[Note: ug stands for microgram, or one thousanth of a miligram. Most supplements express dosages in international units (iu) – which is an international standard of an agreed upon biological effect. This varies by the substance measured. For vitamin D3, the conversion to iu is ug times 40; so 22 ug/day – the amount given to these young women starting in September – translates to 880 iu/day. Blood testing for 25(OH)D is considered the best indicator of vitamin D status.]
The serum 25-hydroxyvitamin D [25(OH)D] response to daily supplementation with 20 ug cholecalciferol (D3) during winter in predominantly white premenopausal women living in Maine was measured and the effects of body composition and hormonal contraceptive use on baseline serum 25(OH)D concentrations and the response to supplementation were examined.
A total of 112 women (22.2 ± 3.7 years old) received placebo from March 2005 until September 2005 when they were randomized to receive either placebo or 20 ug/d D3 through February 2006. Eighty-six women completed the study.
Actual mean D3 content of the supplements was 22 ug per capsule. In February 2005 the serum 25(OH)D concentration was 62.0 ± 23.4 nmol/L (mean ± SD).
Serum 25(OH)D concentrations increased by 35.3 ± 23.2 nmol/L from February 2005 to February 2006 in the treatment group, significantly more than the 10.9 ± 16.9 nmol/L increase in the placebo group. Treatment group, magnitude of summer increase in 25(OH)D, estrogen dose, and baseline serum 25(OH)D concentrations, but not body fat, were significant predictors of the 1-year change in 25(OH)D concentrations used to assess the magnitude of the response to supplementation.
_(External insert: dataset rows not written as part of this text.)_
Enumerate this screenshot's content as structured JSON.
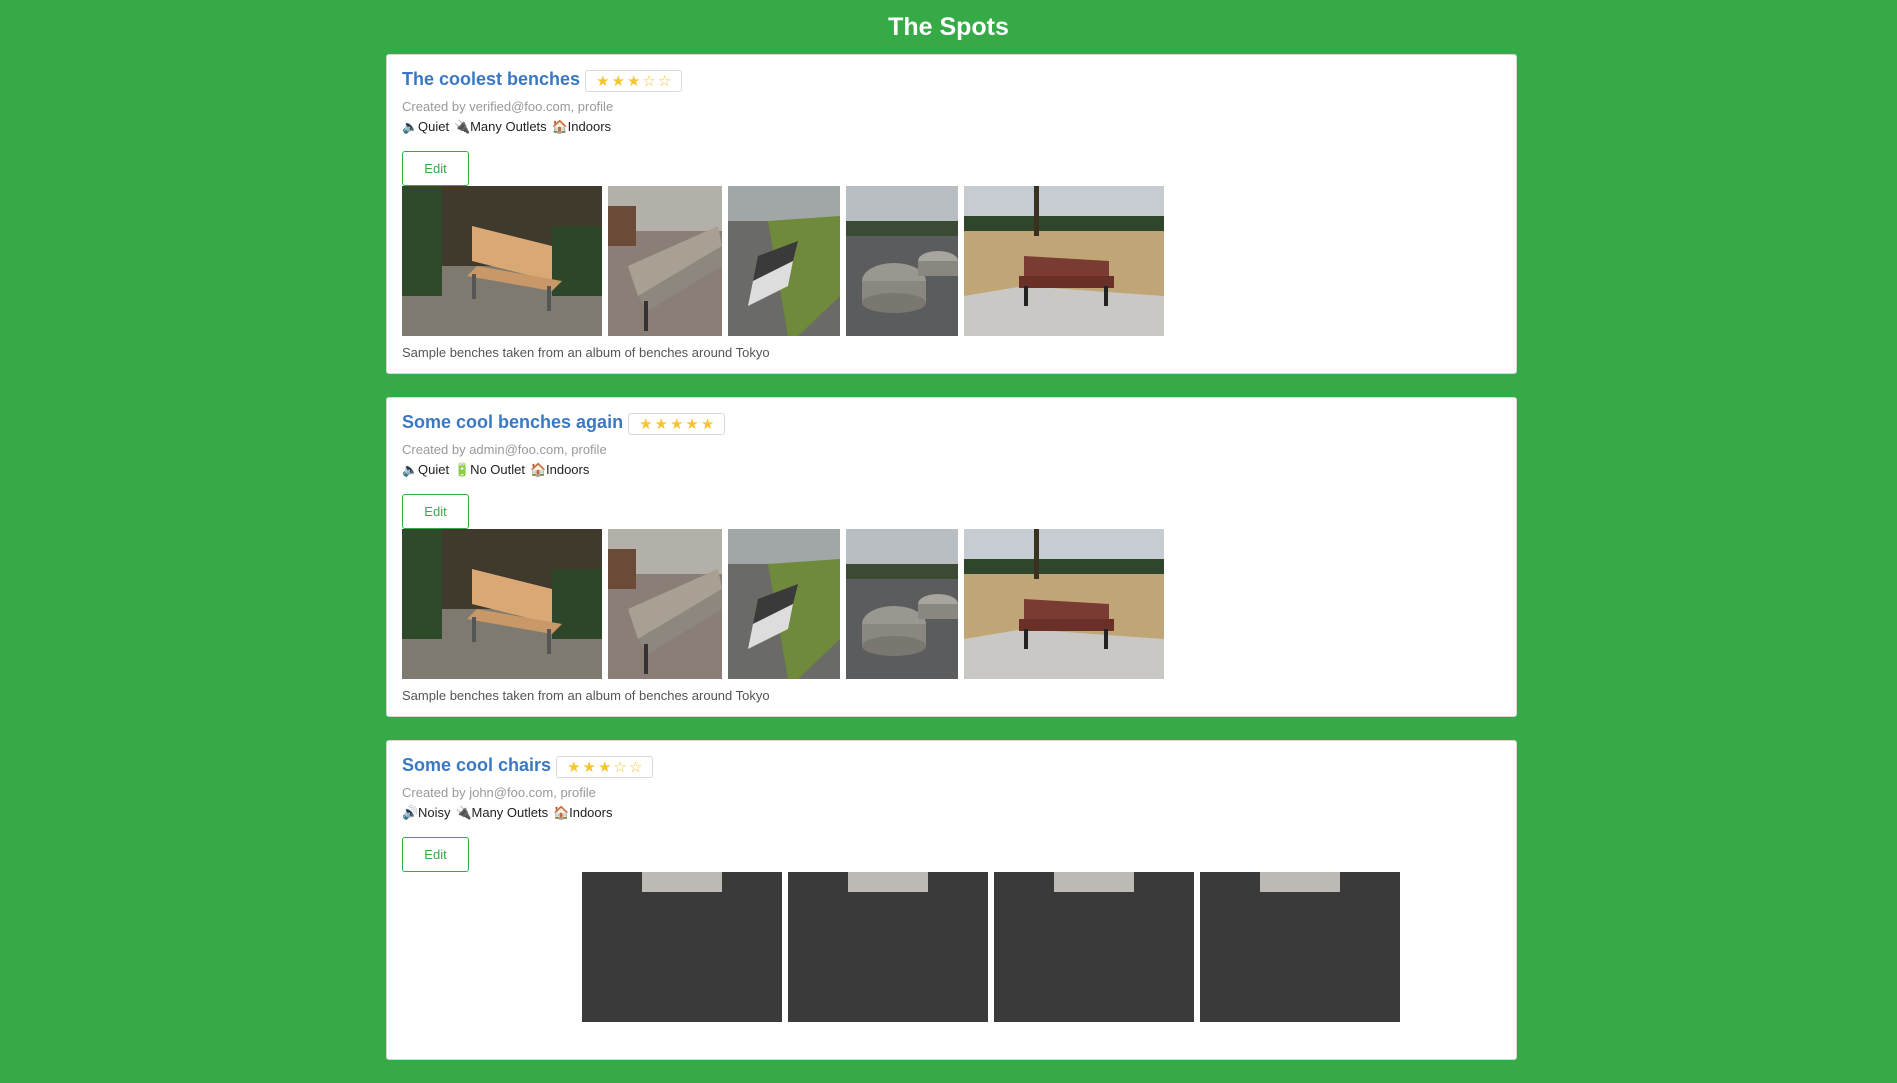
{
  "page": {
    "title": "The Spots"
  },
  "spots": [
    {
      "title": "The coolest benches",
      "rating": 3,
      "creator_text": "Created by verified@foo.com, profile",
      "tags": [
        {
          "icon": "speaker-quiet-icon",
          "glyph": "🔈",
          "label": "Quiet"
        },
        {
          "icon": "plug-icon",
          "glyph": "🔌",
          "label": "Many Outlets"
        },
        {
          "icon": "house-icon",
          "glyph": "🏠",
          "label": "Indoors"
        }
      ],
      "edit_label": "Edit",
      "description": "Sample benches taken from an album of benches around Tokyo"
    },
    {
      "title": "Some cool benches again",
      "rating": 5,
      "creator_text": "Created by admin@foo.com, profile",
      "tags": [
        {
          "icon": "speaker-quiet-icon",
          "glyph": "🔈",
          "label": "Quiet"
        },
        {
          "icon": "battery-icon",
          "glyph": "🔋",
          "label": "No Outlet"
        },
        {
          "icon": "house-icon",
          "glyph": "🏠",
          "label": "Indoors"
        }
      ],
      "edit_label": "Edit",
      "description": "Sample benches taken from an album of benches around Tokyo"
    },
    {
      "title": "Some cool chairs",
      "rating": 3,
      "creator_text": "Created by john@foo.com, profile",
      "tags": [
        {
          "icon": "speaker-loud-icon",
          "glyph": "🔊",
          "label": "Noisy"
        },
        {
          "icon": "plug-icon",
          "glyph": "🔌",
          "label": "Many Outlets"
        },
        {
          "icon": "house-icon",
          "glyph": "🏠",
          "label": "Indoors"
        }
      ],
      "edit_label": "Edit",
      "description": ""
    }
  ],
  "colors": {
    "background": "#35aa47",
    "title_link": "#3b78c4",
    "star": "#f7c433"
  }
}
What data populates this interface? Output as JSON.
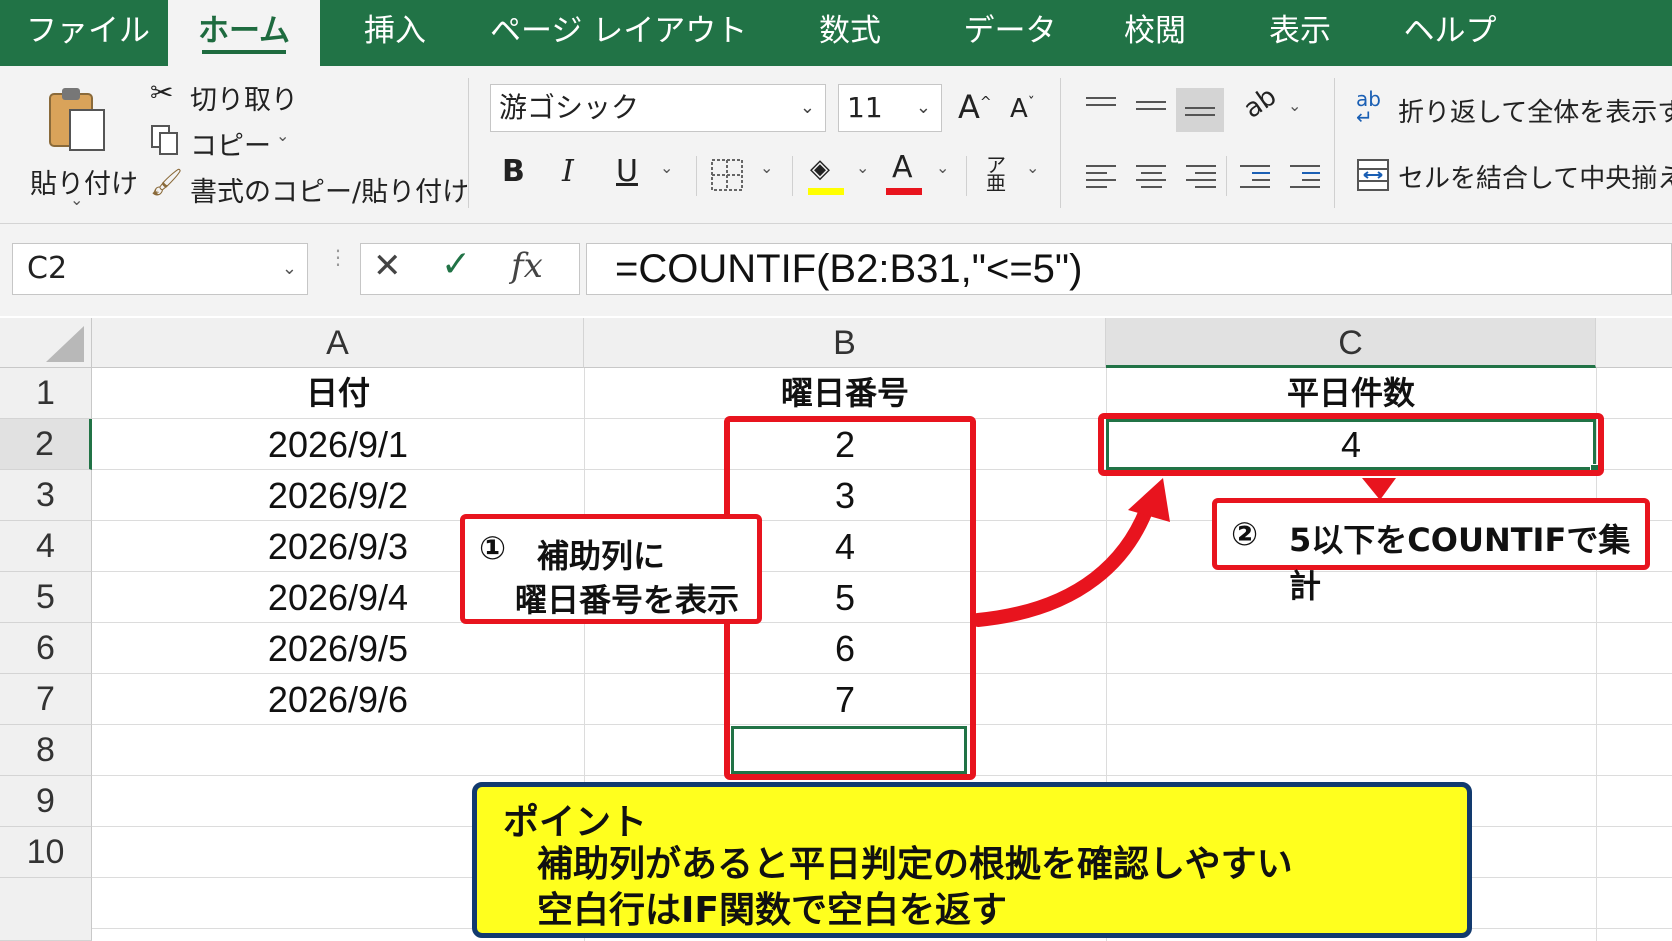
{
  "ribbon_tabs": [
    "ファイル",
    "ホーム",
    "挿入",
    "ページ レイアウト",
    "数式",
    "データ",
    "校閲",
    "表示",
    "ヘルプ"
  ],
  "clipboard": {
    "paste": "貼り付け",
    "cut": "切り取り",
    "copy": "コピー",
    "format_painter": "書式のコピー/貼り付け"
  },
  "font": {
    "name": "游ゴシック",
    "size": "11",
    "bold": "B",
    "italic": "I",
    "underline": "U",
    "grow": "A",
    "shrink": "A",
    "font_color": "A"
  },
  "alignment": {
    "wrap_text": "折り返して全体を表示する",
    "merge_center": "セルを結合して中央揃え"
  },
  "formula_bar": {
    "name_box": "C2",
    "cancel": "✕",
    "enter": "✓",
    "fx": "fx",
    "formula": "=COUNTIF(B2:B31,\"<=5\")"
  },
  "columns": [
    "A",
    "B",
    "C"
  ],
  "rows": [
    "1",
    "2",
    "3",
    "4",
    "5",
    "6",
    "7",
    "8",
    "9",
    "10"
  ],
  "sheet": {
    "headers": [
      "日付",
      "曜日番号",
      "平日件数"
    ],
    "dates": [
      "2026/9/1",
      "2026/9/2",
      "2026/9/3",
      "2026/9/4",
      "2026/9/5",
      "2026/9/6"
    ],
    "weekday_numbers": [
      "2",
      "3",
      "4",
      "5",
      "6",
      "7"
    ],
    "weekday_count": "4"
  },
  "annotations": {
    "callout1_num": "①",
    "callout1_line1": "補助列に",
    "callout1_line2": "曜日番号を表示",
    "callout2_num": "②",
    "callout2_text": "5以下をCOUNTIFで集計",
    "point_title": "ポイント",
    "point_line1": "補助列があると平日判定の根拠を確認しやすい",
    "point_line2": "空白行はIF関数で空白を返す"
  },
  "colors": {
    "excel_green": "#217346",
    "highlight_red": "#e8141e",
    "point_yellow": "#ffff1e",
    "point_border": "#123a6e"
  }
}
Daily supplementation with 20 ug D3 during winter achieved optimal 25(OH)D concentrations (75 nmol/L or more) in 80% of participants, indicating that this dose is adequate to optimize vitamin D status in most young women in Maine.
Source: Journal of Nutrition, March 2009;139(3). Nelson ML, Blum JM, Hollis BW, Rosen C, Sullivan SS. University of Maine, Department of Food Science and Human Nutrition, Orono, Maine; Dietary Supplement Research Group, Saco, Maine; Medical University of South Carolina, Department of Pediatrics, Charleston, South Carolina; Maine Medical Center Research Institute, Scarborough, Maine, USA. [E-mail: email@example.com]